The Live Well Blueprint - Move Naturally

In my introductory blog I mentioned my grandparents and how I felt that their lives were quite similar to blue zone behaviours, My Grandmother cycled to work every day for 40 years, worked in a hospital laundry and was on her feet 8 hours a day, at the weekend she had a large garden and socially went dancing 2 to 3 times a week which would fit in with today’s guidelines around moderate activity. Her whole day was “busy”. Her sitting time was to eat, drink or making clothes and reading or playing games with us. The same with my Grandad, he walked to buy his newspaper every day, gardened and built amazing things out of wood in his shed; even in retirement he was up and busy pottering. I hardly ever saw them unhappy or stressed with daily life.
We all know that being active is important, but there is increasing evidence that we need to spend less time sitting down as well.
The link between illness and sitting for long periods first emerged in the 1950’s when researchers found that London bus drivers were twice as likely to have a heart attack as their bus conductor colleagues. In the 1970’s research carried out on the effect that zero gravity has on astronauts, linking it to accelerated bone and muscle loss and ageing. Sitting for long periods of time is thought to simulate although to a lesser degree the same affects as weightlessness does on astronauts. The last 50 years has seen huge changes with transportation use, communication, workplace environments and home entertainment. We drive to work to sit at a desk for 7 plus hours, drive home, and spend the evening in front of technology.
About five years ago I wrote a report on sedentary behaviour and at the time the average work age adult was sedentary for 8 hours, five years later further research has shown that this is more likely to be around 9.5 hours. Research shows that remaining seated for too long is bad for your health, regardless of how much exercise you do. So even if you have a static job but most of it is done standing the health risks are reduced. Studies have linked an increased risk of disease, it is thought to slow the body’s metabolism, which affects the body’s ability to regulate blood sugar, blood pressure and break down body fat. Sedentary behaviour does not include the time we spend sleeping.

What can we do to decrease our sedentary lifestyles?

At work, if you are office based, can your company offer sit to stand desks? If you work as part of a team can you agree that every 30 mins you all stand to have a quick chat about work or ask any questions that you need support with, saves on emails to! Walking meetings or stand whilst speaking on the phone. By taking mini breaks our work function improves.

At home, don’t fast forward the adverts on TV, get up and have a good stretch or a quick walk up and down the stairs whilst they are on, if you have stairs. During the day don’t use the downstairs loo, use the upstairs one. Park further away from the supermarket door, walk into town if you are just going for something small, if you use the bus get off one stop sooner. Using your phone at home? stand and look out the window whilst you are talking to someone. Set an alarm to give yourself a technology break. Have technology free time.

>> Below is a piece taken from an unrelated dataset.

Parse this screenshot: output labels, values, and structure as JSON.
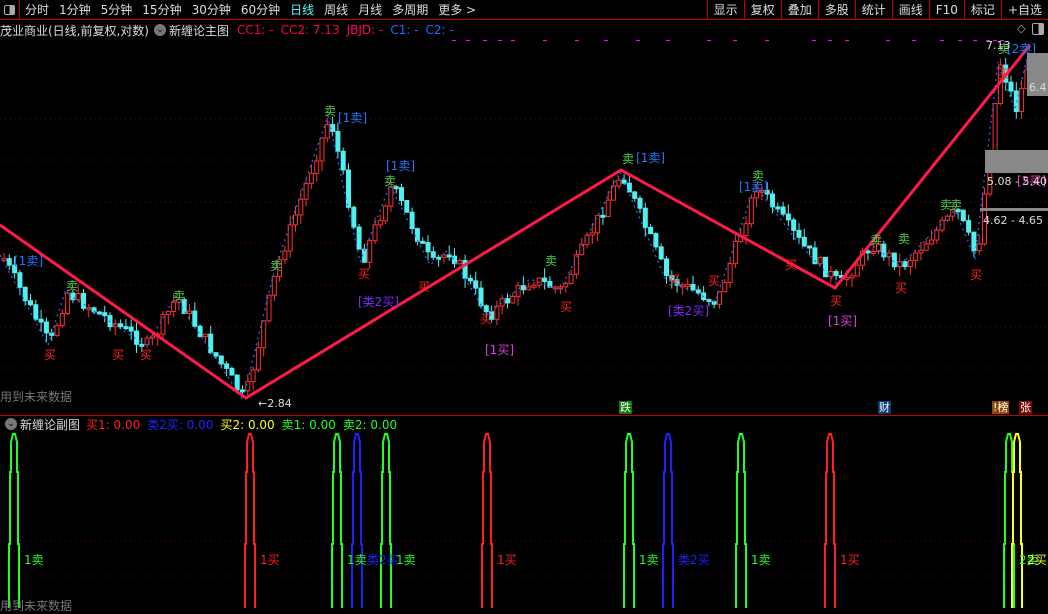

For some of us we have a perception that being active incorporates finding precious time out of our day. Some of us are list creators of jobs we need to do, how many of us put on that list some time and activity for ourselves and if we did where would it be positioned on that list?
Exercise does not have to be structured, playing with your kids or your dog in the garden, going for a walk with them, all counts. I have noticed in our current situation how many more people are walking like it’s a privilege we hold close to us. I have a lady who lives round the corner from me and every day now I see her with her walking frame walk up the only hill we have in our town and back again. I can’t say that I ever saw her do this before, and it’s so lovely not only because she’s out walking but people notice her and wave or shout hello, we know she is OK.
Exercise and being active is so key for our health and well-being, and very little of it is to do with looking like an Olympic athlete, it’s about so much more;
It connects us to others
Supports our mental well-being
Prevents or reduces risks of the development of age-related illnesses, such as Dementia, Type 2 Diabetes, Osteoarthritis, prevents falls, cardiovascular related illnesses and some cancers.
Small steps are key and incorporating them into your daily life initially will build confidence in your ability to do more. Don’t discount a change, or make a comparison to others, see the positives of what you are trying to achieve. If I asked you to continually eat chocolate for 5 minutes every day this would have a detrimental effect on your health after a period of time, so flip the coin and realise that every 5 minutes of positive changes made will have an impact for the good of your health.
Our Move More Pathway’s goal is to support our service users to be able to achieve 150 mins of moderate activity per week which is based on government guidelines for adults. This indeed will help improve our health and well-being, particularly if you enjoy the chosen activities and they cover several aspects such as being outside, with others and allow our minds to switch off from daily stresses It is important to incorporate, daily movement and activities as the norm, our blue zone cousins do not have long blocks of sedentary behaviour within their day.
To find out more go to

Lisa Dean, Lead Health Coach

April 22, 2020

Back to latest news